Technology can make our lives seemingly more simple while at the same time complicating them in unforeseeable ways. The Circle by Dave Eggers is best summarized by the age old question popular in science/technology based dystopias: “How far is too far?” Unlike other dystopian novels however, that question is never answered explicitly, and is ultimately up to the reader to decide.
Let me take a step back:
The Circle chronicles the evolution of Mae Holland, a 20-something post-grad that is stuck in an all-too-familiar-to-millenials rut. She is working a crappy job, has student loan officers harassing her daily, and is living with her parents.
Her life suddenly changes when her best friend from college, Annie, helps her secure a job at “The Circle,” a fancy new tech company that is eerily reminiscent of Epic Systems (a software company in Madison, WI. The author also happens to be from Chicago, so I’m further convinced this place might have inspired him). Compared to her previous job, The Circle is a utopia. She has a living wage and supervisors who support her. There are fancy themed department buildings, cafeterias where famous chefs offer succulent dishes, parties on campus at night, sports facilities, and even dormitories where you can sleep if you work late. She can’t believe her fortune to work for a company like this.
While Mae finds herself more drawn in to life in The Circle, she finds life outside to be less exciting and grim. What starts as a blissful fairy tale of a promising career starts to take a darker turn as The Circle expands its influence and power. Suddenly people who openly express worry that The Circle is becoming a monopoly start to have their metaphorical dirty laundry once protected online exposed to the media. Workers at The Circle develop technology that raises questions of what should be considered private versus publicly accessed information.

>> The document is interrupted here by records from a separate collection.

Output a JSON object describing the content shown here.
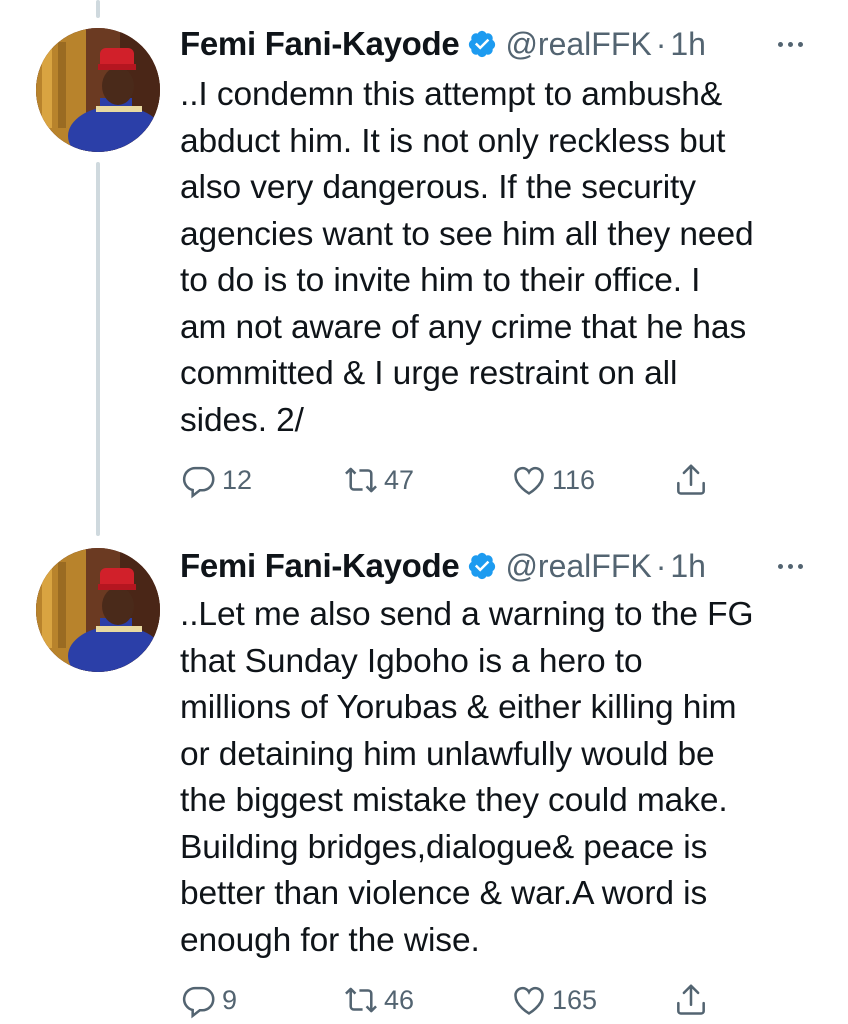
{
  "tweets": [
    {
      "name": "Femi Fani-Kayode",
      "handle": "@realFFK",
      "separator": "·",
      "time": "1h",
      "text": "..I condemn this attempt to ambush&\nabduct him. It is not only reckless but\nalso very dangerous. If the security\nagencies want to see him all they need\nto do is to invite him to their office. I\nam not aware of any crime that he has\ncommitted & I urge restraint on all\nsides. 2/",
      "replies": "12",
      "retweets": "47",
      "likes": "116"
    },
    {
      "name": "Femi Fani-Kayode",
      "handle": "@realFFK",
      "separator": "·",
      "time": "1h",
      "text": "..Let me also send a warning to the FG\nthat Sunday Igboho is a hero to\nmillions of Yorubas & either killing him\nor detaining him unlawfully would be\nthe biggest mistake they could make.\nBuilding bridges,dialogue& peace is\nbetter than violence & war.A word is\nenough for the wise.",
      "replies": "9",
      "retweets": "46",
      "likes": "165"
    }
  ],
  "icons": {
    "verified": "verified-badge-icon",
    "more": "more-icon",
    "reply": "reply-icon",
    "retweet": "retweet-icon",
    "like": "like-icon",
    "share": "share-icon"
  },
  "colors": {
    "verified": "#1d9bf0",
    "secondary_text": "#536471",
    "thread_line": "#cfd9de"
  }
}
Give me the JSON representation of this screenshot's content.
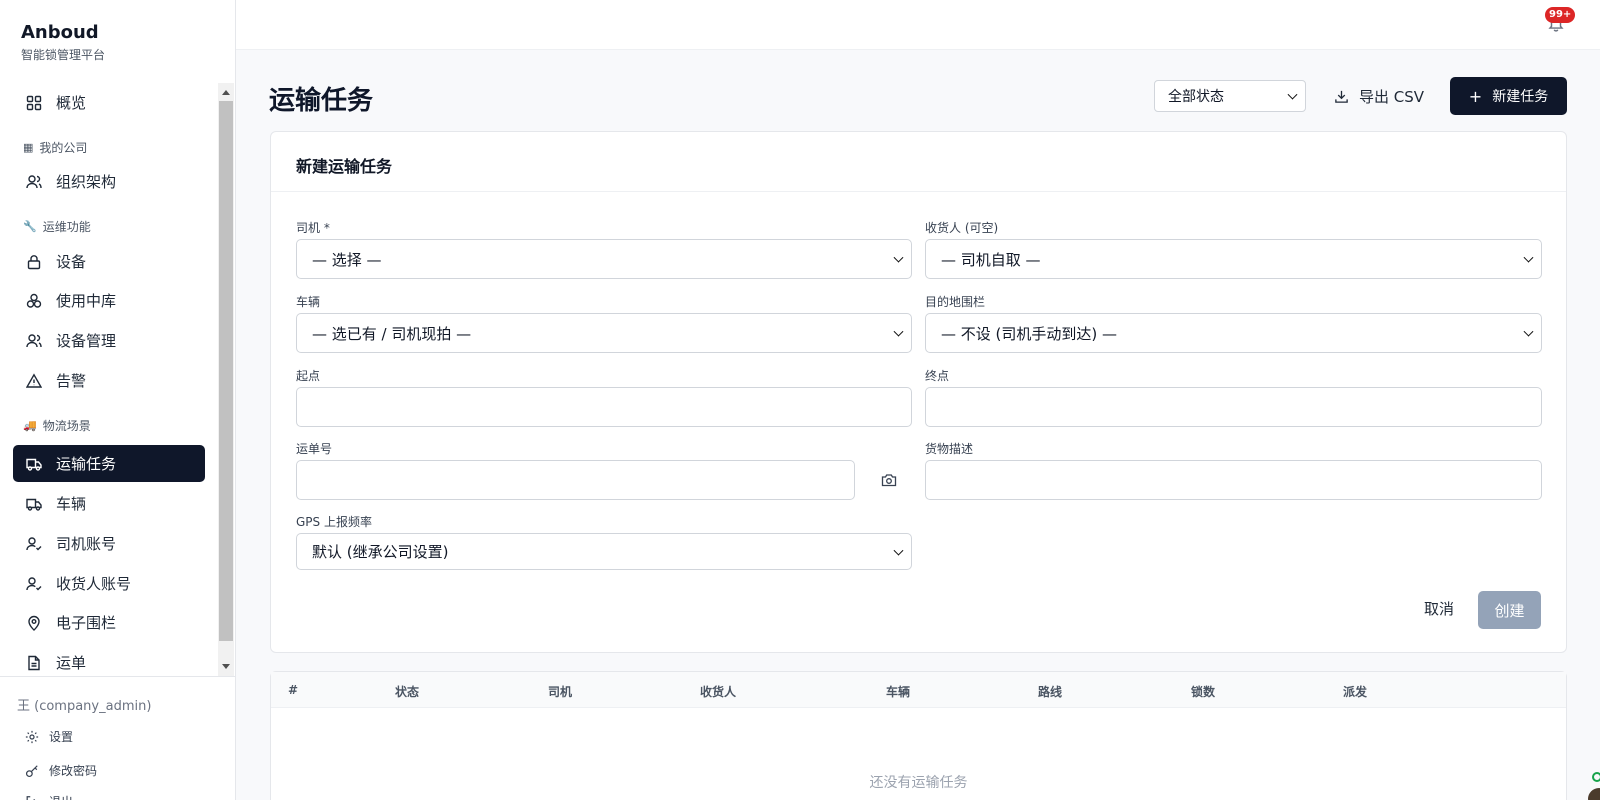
{
  "brand": {
    "name": "Anboud",
    "subtitle": "智能锁管理平台"
  },
  "sidebar": {
    "items": [
      {
        "label": "概览"
      },
      {
        "section": "我的公司"
      },
      {
        "label": "组织架构"
      },
      {
        "section": "运维功能"
      },
      {
        "label": "设备"
      },
      {
        "label": "使用中库"
      },
      {
        "label": "设备管理"
      },
      {
        "label": "告警"
      },
      {
        "section": "物流场景"
      },
      {
        "label": "运输任务"
      },
      {
        "label": "车辆"
      },
      {
        "label": "司机账号"
      },
      {
        "label": "收货人账号"
      },
      {
        "label": "电子围栏"
      },
      {
        "label": "运单"
      }
    ],
    "user": "王 (company_admin)",
    "settings": "设置",
    "change_password": "修改密码",
    "logout": "退出"
  },
  "topbar": {
    "notification_count": "99+"
  },
  "header": {
    "title": "运输任务",
    "status_filter": "全部状态",
    "export_label": "导出 CSV",
    "new_label": "新建任务"
  },
  "form": {
    "title": "新建运输任务",
    "driver": {
      "label": "司机 *",
      "value": "— 选择 —"
    },
    "consignee": {
      "label": "收货人 (可空)",
      "value": "— 司机自取 —"
    },
    "vehicle": {
      "label": "车辆",
      "value": "— 选已有 / 司机现拍 —"
    },
    "destination_fence": {
      "label": "目的地围栏",
      "value": "— 不设 (司机手动到达) —"
    },
    "origin": {
      "label": "起点",
      "value": ""
    },
    "terminal": {
      "label": "终点",
      "value": ""
    },
    "waybill": {
      "label": "运单号",
      "value": ""
    },
    "cargo": {
      "label": "货物描述",
      "value": ""
    },
    "gps": {
      "label": "GPS 上报频率",
      "value": "默认 (继承公司设置)"
    },
    "cancel": "取消",
    "create": "创建"
  },
  "table": {
    "columns": [
      "#",
      "状态",
      "司机",
      "收货人",
      "车辆",
      "路线",
      "锁数",
      "派发"
    ],
    "empty_text": "还没有运输任务"
  }
}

A lot of reviews of this book equate The Circle to 1984. While I would agree that both illustrate a dystopia (one in development in The Circle) that rests on the value that personal privacy is a threat to national security, this book is much more complicated than that. This novel is timely in that a lot of the young characters grew up hearing about terrorist attacks, school shootings, and corrupt politicians. Not only that, their desire to be connected to others and validated on social media contributes to the paranoia and anxiety that fuels The Circle’s power. The Circle’s mantra quoted above expresses the shared values of these young characters who want to hold people accountable for atrocious actions and share their lives and find instant (yet ironically meaningful) connections on social media.
Eggers manages to handle these modern issues, questions, and controversies without lecturing the reader. Unlike 1984, most characters in The Circle eagerly give up their rights to privacy for the sake of professional transparency and security (all for different reasons that are explored in the book). What’s chilling is that in this novel, it doesn’t take government force to make people give up their rights; it’s the pressure to follow the example of their peers and “get with the times.” Concerns expressed by people who are wary of The Circle are dismissed by Mae and her colleagues with a pitying and condescending eye-roll. They are, after all, pioneers of the new wave of technology. Resistance is futile…in fact resistance is blasé and a sign of moral flaws.
Overall, The Circle isn’t solely a dire warning or a lecture on the potential harms of unchecked technological advancement. Its power lies in its ability to creep into your subconscious and find yourself pondering “What if..?” when you next find yourself at a social gathering surrounding by peers tapping away at their I-phones. Without giving away the ending, I’ll just say that the last lines of the book sent a shiver down my spine and have since made me contemplate the roles social media and technology play in our lives, as well as the effects lack of privacy and unrestricted access to information can have on society and the human psyche. Another question The Circle raises is: Do we really want to know everything about ourselves, our friends, our family, or our history?
The other big theme in this book was about human connection, which I would struggle to discuss without revealing major spoiler alerts. In a nutshell, I would agree with the author’s suggestion that technology has, and will continue, to change how humans interact and relate to each other on personal and professional levels. Suffice to say that this book will make you think about a lot of aspects of human society and struggle with questions that don’t have an easy or apparent answer.
As I read over what I’ve typed so far, I realize that this book is very intricate in its layers of meaning. There are many themes that I could have discussed here, but I chose to focus on the ones that resonated the most with me.
A final note on Eggers as a writer: this is the first book I’ve read by him and I was very impressed. Part of what makes this novel so effective is his writing style, especially his insertion of metaphorical scenes that give you goosebumps without really knowing why at first. I still shudder when I think about the symbolic scene with the company shark, who greedily eats every other sea creature in its tank. Such visceral moments as these add to the foreboding undertone lurking parallel to the dialogue.
Have any of you read The Circle? Let me know what you thought in the comments!